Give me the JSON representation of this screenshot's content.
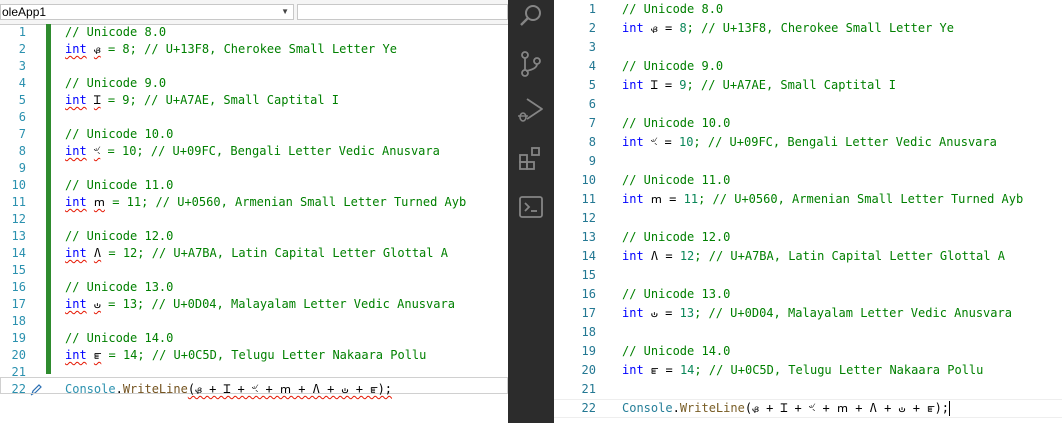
{
  "vs": {
    "project_dropdown": "oleApp1",
    "line_numbers": [
      "1",
      "2",
      "3",
      "4",
      "5",
      "6",
      "7",
      "8",
      "9",
      "10",
      "11",
      "12",
      "13",
      "14",
      "15",
      "16",
      "17",
      "18",
      "19",
      "20",
      "21",
      "22"
    ],
    "code": {
      "c8": "// Unicode 8.0",
      "l2_kw": "int",
      "l2_var": "ᏸ",
      "l2_rest": " = 8; // U+13F8, Cherokee Small Letter Ye",
      "c9": "// Unicode 9.0",
      "l5_kw": "int",
      "l5_var": "Ɪ",
      "l5_rest": " = 9; // U+A7AE, Small Captital I",
      "c10": "// Unicode 10.0",
      "l8_kw": "int",
      "l8_var": "ৼ",
      "l8_rest": " = 10; // U+09FC, Bengali Letter Vedic Anusvara",
      "c11": "// Unicode 11.0",
      "l11_kw": "int",
      "l11_var": "ՠ",
      "l11_rest": " = 11; // U+0560, Armenian Small Letter Turned Ayb",
      "c12": "// Unicode 12.0",
      "l14_kw": "int",
      "l14_var": "Ʌ",
      "l14_rest": " = 12; // U+A7BA, Latin Capital Letter Glottal A",
      "c13": "// Unicode 13.0",
      "l17_kw": "int",
      "l17_var": "ഄ",
      "l17_rest": " = 13; // U+0D04, Malayalam Letter Vedic Anusvara",
      "c14": "// Unicode 14.0",
      "l20_kw": "int",
      "l20_var": "ౝ",
      "l20_rest": " = 14; // U+0C5D, Telugu Letter Nakaara Pollu",
      "l22_class": "Console",
      "l22_dot": ".",
      "l22_method": "WriteLine",
      "l22_args": "(ᏸ + Ɪ + ৼ + ՠ + Ʌ + ഄ + ౝ);"
    }
  },
  "activity_bar": {
    "icons": [
      "search-icon",
      "source-control-icon",
      "run-debug-icon",
      "extensions-icon",
      "terminal-icon"
    ],
    "bg_color": "#2c2c2c"
  },
  "vscode": {
    "line_numbers": [
      "1",
      "2",
      "3",
      "4",
      "5",
      "6",
      "7",
      "8",
      "9",
      "10",
      "11",
      "12",
      "13",
      "14",
      "15",
      "16",
      "17",
      "18",
      "19",
      "20",
      "21",
      "22"
    ],
    "code": {
      "c8": "// Unicode 8.0",
      "l2_kw": "int",
      "l2_var": " ᏸ",
      "l2_eq": " = ",
      "l2_num": "8",
      "l2_cm": "; // U+13F8, Cherokee Small Letter Ye",
      "c9": "// Unicode 9.0",
      "l5_kw": "int",
      "l5_var": " Ɪ",
      "l5_eq": " = ",
      "l5_num": "9",
      "l5_cm": "; // U+A7AE, Small Captital I",
      "c10": "// Unicode 10.0",
      "l8_kw": "int",
      "l8_var": " ৼ",
      "l8_eq": " = ",
      "l8_num": "10",
      "l8_cm": "; // U+09FC, Bengali Letter Vedic Anusvara",
      "c11": "// Unicode 11.0",
      "l11_kw": "int",
      "l11_var": " ՠ",
      "l11_eq": " = ",
      "l11_num": "11",
      "l11_cm": "; // U+0560, Armenian Small Letter Turned Ayb",
      "c12": "// Unicode 12.0",
      "l14_kw": "int",
      "l14_var": " Ʌ",
      "l14_eq": " = ",
      "l14_num": "12",
      "l14_cm": "; // U+A7BA, Latin Capital Letter Glottal A",
      "c13": "// Unicode 13.0",
      "l17_kw": "int",
      "l17_var": " ഄ",
      "l17_eq": " = ",
      "l17_num": "13",
      "l17_cm": "; // U+0D04, Malayalam Letter Vedic Anusvara",
      "c14": "// Unicode 14.0",
      "l20_kw": "int",
      "l20_var": " ౝ",
      "l20_eq": " = ",
      "l20_num": "14",
      "l20_cm": "; // U+0C5D, Telugu Letter Nakaara Pollu",
      "l22_class": "Console",
      "l22_dot": ".",
      "l22_method": "WriteLine",
      "l22_args": "(ᏸ + Ɪ + ৼ + ՠ + Ʌ + ഄ + ౝ);"
    }
  }
}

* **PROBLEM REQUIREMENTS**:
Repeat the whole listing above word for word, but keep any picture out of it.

* **ANSWER TO THIS EXERCISE**:
Give me the JSON representation of this screenshot's content.
{
  "vs": {
    "project_dropdown": "oleApp1",
    "line_numbers": [
      "1",
      "2",
      "3",
      "4",
      "5",
      "6",
      "7",
      "8",
      "9",
      "10",
      "11",
      "12",
      "13",
      "14",
      "15",
      "16",
      "17",
      "18",
      "19",
      "20",
      "21",
      "22"
    ],
    "code": {
      "c8": "// Unicode 8.0",
      "l2_kw": "int",
      "l2_var": "ᏸ",
      "l2_rest": " = 8; // U+13F8, Cherokee Small Letter Ye",
      "c9": "// Unicode 9.0",
      "l5_kw": "int",
      "l5_var": "Ɪ",
      "l5_rest": " = 9; // U+A7AE, Small Captital I",
      "c10": "// Unicode 10.0",
      "l8_kw": "int",
      "l8_var": "ৼ",
      "l8_rest": " = 10; // U+09FC, Bengali Letter Vedic Anusvara",
      "c11": "// Unicode 11.0",
      "l11_kw": "int",
      "l11_var": "ՠ",
      "l11_rest": " = 11; // U+0560, Armenian Small Letter Turned Ayb",
      "c12": "// Unicode 12.0",
      "l14_kw": "int",
      "l14_var": "Ʌ",
      "l14_rest": " = 12; // U+A7BA, Latin Capital Letter Glottal A",
      "c13": "// Unicode 13.0",
      "l17_kw": "int",
      "l17_var": "ഄ",
      "l17_rest": " = 13; // U+0D04, Malayalam Letter Vedic Anusvara",
      "c14": "// Unicode 14.0",
      "l20_kw": "int",
      "l20_var": "ౝ",
      "l20_rest": " = 14; // U+0C5D, Telugu Letter Nakaara Pollu",
      "l22_class": "Console",
      "l22_dot": ".",
      "l22_method": "WriteLine",
      "l22_args": "(ᏸ + Ɪ + ৼ + ՠ + Ʌ + ഄ + ౝ);"
    }
  },
  "activity_bar": {
    "icons": [
      "search-icon",
      "source-control-icon",
      "run-debug-icon",
      "extensions-icon",
      "terminal-icon"
    ],
    "bg_color": "#2c2c2c"
  },
  "vscode": {
    "line_numbers": [
      "1",
      "2",
      "3",
      "4",
      "5",
      "6",
      "7",
      "8",
      "9",
      "10",
      "11",
      "12",
      "13",
      "14",
      "15",
      "16",
      "17",
      "18",
      "19",
      "20",
      "21",
      "22"
    ],
    "code": {
      "c8": "// Unicode 8.0",
      "l2_kw": "int",
      "l2_var": " ᏸ",
      "l2_eq": " = ",
      "l2_num": "8",
      "l2_cm": "; // U+13F8, Cherokee Small Letter Ye",
      "c9": "// Unicode 9.0",
      "l5_kw": "int",
      "l5_var": " Ɪ",
      "l5_eq": " = ",
      "l5_num": "9",
      "l5_cm": "; // U+A7AE, Small Captital I",
      "c10": "// Unicode 10.0",
      "l8_kw": "int",
      "l8_var": " ৼ",
      "l8_eq": " = ",
      "l8_num": "10",
      "l8_cm": "; // U+09FC, Bengali Letter Vedic Anusvara",
      "c11": "// Unicode 11.0",
      "l11_kw": "int",
      "l11_var": " ՠ",
      "l11_eq": " = ",
      "l11_num": "11",
      "l11_cm": "; // U+0560, Armenian Small Letter Turned Ayb",
      "c12": "// Unicode 12.0",
      "l14_kw": "int",
      "l14_var": " Ʌ",
      "l14_eq": " = ",
      "l14_num": "12",
      "l14_cm": "; // U+A7BA, Latin Capital Letter Glottal A",
      "c13": "// Unicode 13.0",
      "l17_kw": "int",
      "l17_var": " ഄ",
      "l17_eq": " = ",
      "l17_num": "13",
      "l17_cm": "; // U+0D04, Malayalam Letter Vedic Anusvara",
      "c14": "// Unicode 14.0",
      "l20_kw": "int",
      "l20_var": " ౝ",
      "l20_eq": " = ",
      "l20_num": "14",
      "l20_cm": "; // U+0C5D, Telugu Letter Nakaara Pollu",
      "l22_class": "Console",
      "l22_dot": ".",
      "l22_method": "WriteLine",
      "l22_args": "(ᏸ + Ɪ + ৼ + ՠ + Ʌ + ഄ + ౝ);"
    }
  }
}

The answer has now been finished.